Trinity College Dublin

Skip to main content.

Top Level TCD Links


Alwynne McGeever



Investigating the potential for Negative Emissions Technologies (NETs) in Ireland

Most climate change mitigation scenarios analysed to date by the Intergovernmental Panel on Climate Change (IPCC), for efforts consistent with the goals of the Paris Agreement (keeping global average temperature rise well below 2°C over pre-industrial), rely on presumed deployment of so-called “negative emissions technologies” (NETs) at very large (global) scales within a small number of decades. 
Negative emission technologies are composite technology systems which achieve net removal of one or more greenhouse gases from the atmosphere. Example NET concepts include Afforestation/Reforestation, Bio-Energy with Carbon Capture and Storage, Direct Air Capture of carbon dioxide, and enhanced soil carbon storage.

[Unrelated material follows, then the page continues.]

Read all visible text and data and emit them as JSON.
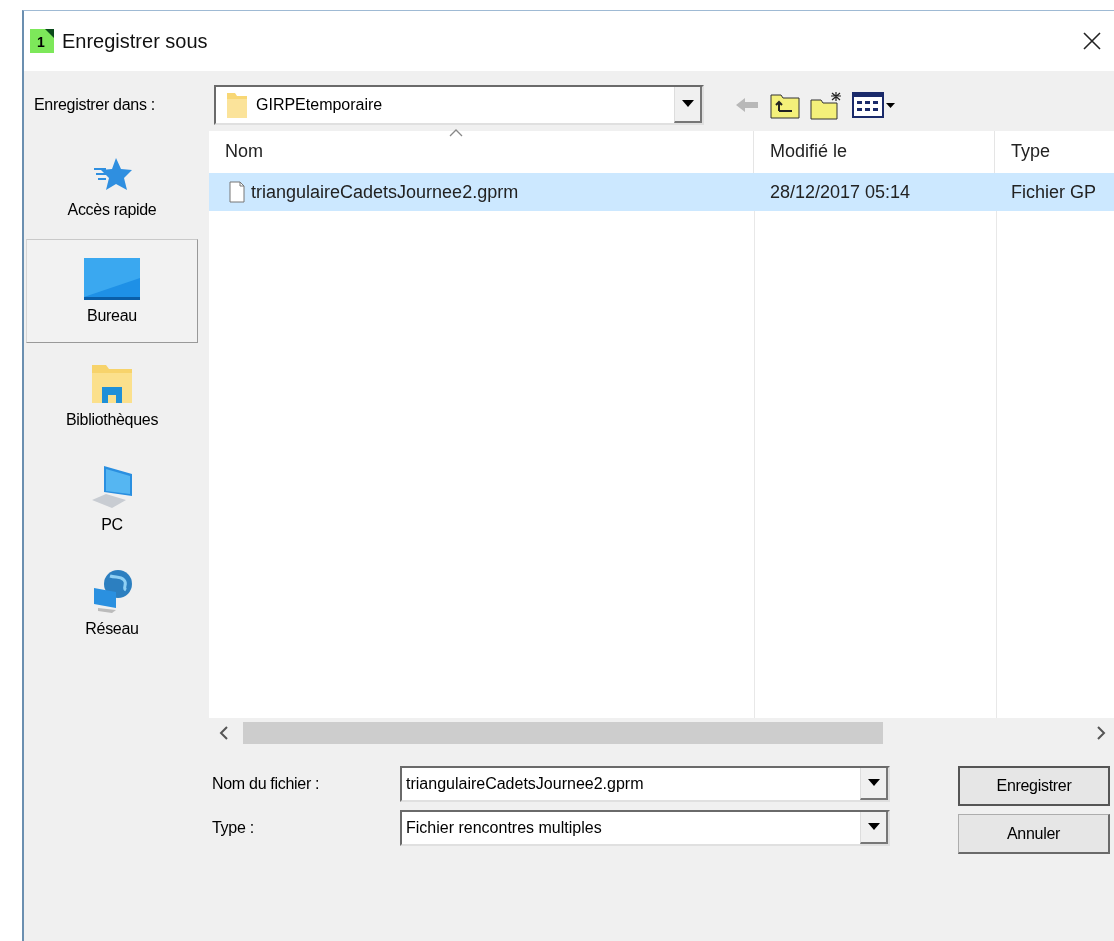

ie-nets is a two year research project, funded by the Irish Environmental Protection Agency of Ireland (EPA) Research Programme 2014-2020 (grant number 2016-CCRP-MS.36). The project will build Irish research capacity and contribute to effective national policy in this emerging area.

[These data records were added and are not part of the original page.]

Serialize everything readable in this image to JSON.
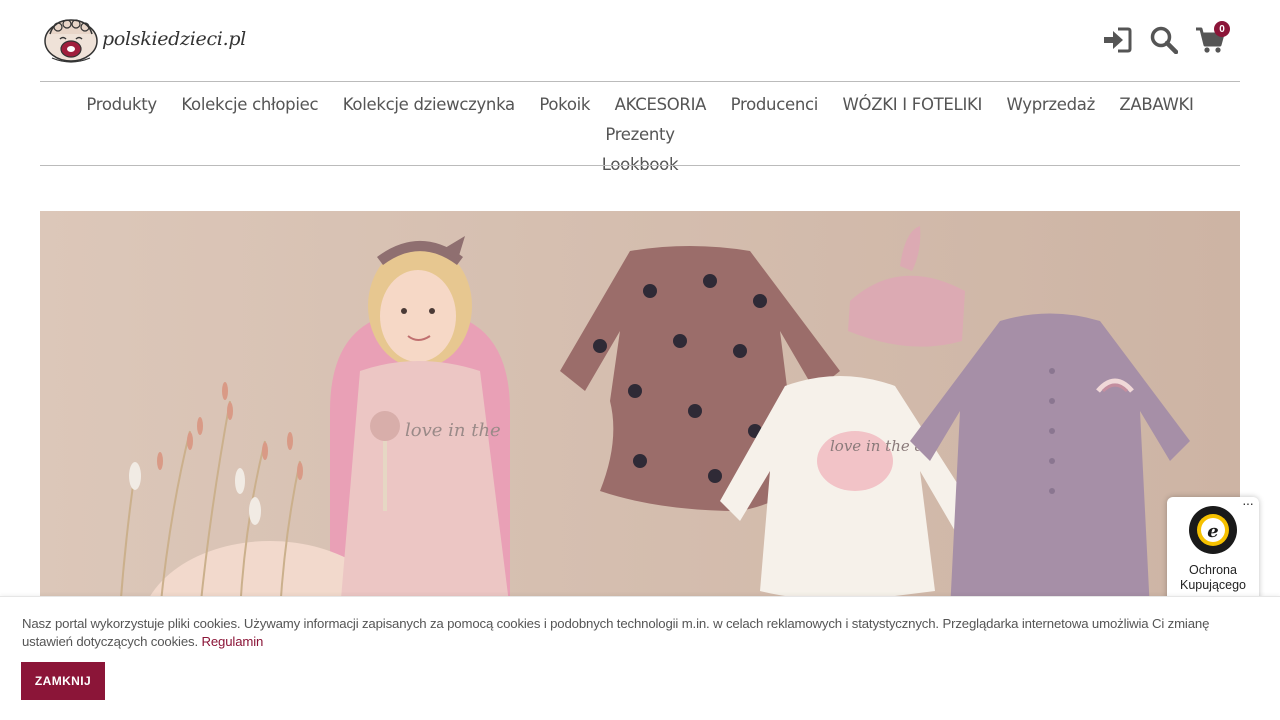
{
  "header": {
    "logo_text": "polskiedzieci.pl",
    "cart_count": "0",
    "icons": [
      "login-icon",
      "search-icon",
      "cart-icon"
    ]
  },
  "nav": {
    "items": [
      "Produkty",
      "Kolekcje chłopiec",
      "Kolekcje dziewczynka",
      "Pokoik",
      "AKCESORIA",
      "Producenci",
      "WÓZKI I FOTELIKI",
      "Wyprzedaż",
      "ZABAWKI",
      "Prezenty",
      "Lookbook"
    ]
  },
  "hero": {
    "onesie_text": "love in the air",
    "tshirt_text": "love in the"
  },
  "trusted_badge": {
    "label": "Ochrona Kupującego",
    "dots": "···"
  },
  "cookie": {
    "text": "Nasz portal wykorzystuje pliki cookies. Używamy informacji zapisanych za pomocą cookies i podobnych technologii m.in. w celach reklamowych i statystycznych. Przeglądarka internetowa umożliwia Ci zmianę ustawień dotyczących cookies.",
    "link_label": "Regulamin",
    "button_label": "ZAMKNIJ"
  },
  "colors": {
    "accent": "#8b1538",
    "hero_bg": "#d6c2b3",
    "text": "#555555"
  }
}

The overarching objective is to provide a detailed and rigorous assessment of the scale and speed of negative emissions technology deployment that is required by currently envisaged decarbonisation pathways (globally and nationally), consistent with the Paris agreement goals.

The project is being undertaken jointly by Dublin City University and Trinity College Dublin under the direction of Professor Barry McMullin (DCU) and Professor Mike Jones (TCD).

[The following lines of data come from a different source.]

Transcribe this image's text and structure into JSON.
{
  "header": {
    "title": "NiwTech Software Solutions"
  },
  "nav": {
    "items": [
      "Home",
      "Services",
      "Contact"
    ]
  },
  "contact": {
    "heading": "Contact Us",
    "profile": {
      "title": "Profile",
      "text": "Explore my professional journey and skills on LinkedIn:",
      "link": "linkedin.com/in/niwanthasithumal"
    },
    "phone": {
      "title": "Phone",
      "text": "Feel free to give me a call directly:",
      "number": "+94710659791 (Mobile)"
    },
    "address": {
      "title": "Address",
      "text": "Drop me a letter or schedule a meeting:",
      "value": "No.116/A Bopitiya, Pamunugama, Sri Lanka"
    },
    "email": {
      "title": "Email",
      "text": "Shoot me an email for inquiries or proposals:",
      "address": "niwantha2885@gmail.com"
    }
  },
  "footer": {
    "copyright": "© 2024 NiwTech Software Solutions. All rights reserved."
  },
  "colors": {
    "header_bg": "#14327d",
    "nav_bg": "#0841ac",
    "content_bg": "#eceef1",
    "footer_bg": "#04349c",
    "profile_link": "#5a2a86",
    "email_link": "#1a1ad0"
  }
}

Our work in Trinity will focus on modelling the bioenergy resource potential in Ireland, asses the greenhouse gas impact of growing bioenergy in Ireland and asses the cost and technical consequences of achieving negative emissions in biofuel production.

For more information
Our website:
Our blog:
Follow us on twitter: @ie_nets
Coverage of our recent Launch event in the Farmers Journal: Click here

Previous Projects
Ph.D Title: The quantification of population dynamics of Pinus and Ulmus in Europe during the Holocene
Disease, climate change and human activities have long term impacts on tree populations, but the longevity of trees challenges the investigation of their dynamics. This project developed models of long term tree population dynamics using pollen data. Pine and elm were selected for analysis because of their dynamic but contrasting histories in Europe over the last 10,000 years. The aims were achieved by collating data from the European Pollen Database and analyzing the spatial and temporal trends in declines and recovery of these taxa. Climate, edaphic and human impact data were considered as possible drivers. 
There will be a further focus on pine and elm in Ireland, investigating the native status of Scots Pine, exploring the growth of pine on bog surfaces in Ireland and characterizing the post-decline dynamics of Elm.

This research is funded by the Trinity Centre for Biodiversity Research.

McGeever, Alwynne H., and Fraser JG Mitchell. "Re‐defining the natural range of Scots Pine (Pinus sylvestris L.): a newly discovered microrefugium in western Ireland." Journal of Biogeography 43, no. 11 (2016): 2199-2208.
McGeever, Alwynne H., and Fraser JG Mitchell. "Pine stumps in Irish peats: is their occurrence a valid proxy climate indicator?." Journal of Quaternary Science 30, no. 5 (2015): 489-496.


Last updated 9 June 2017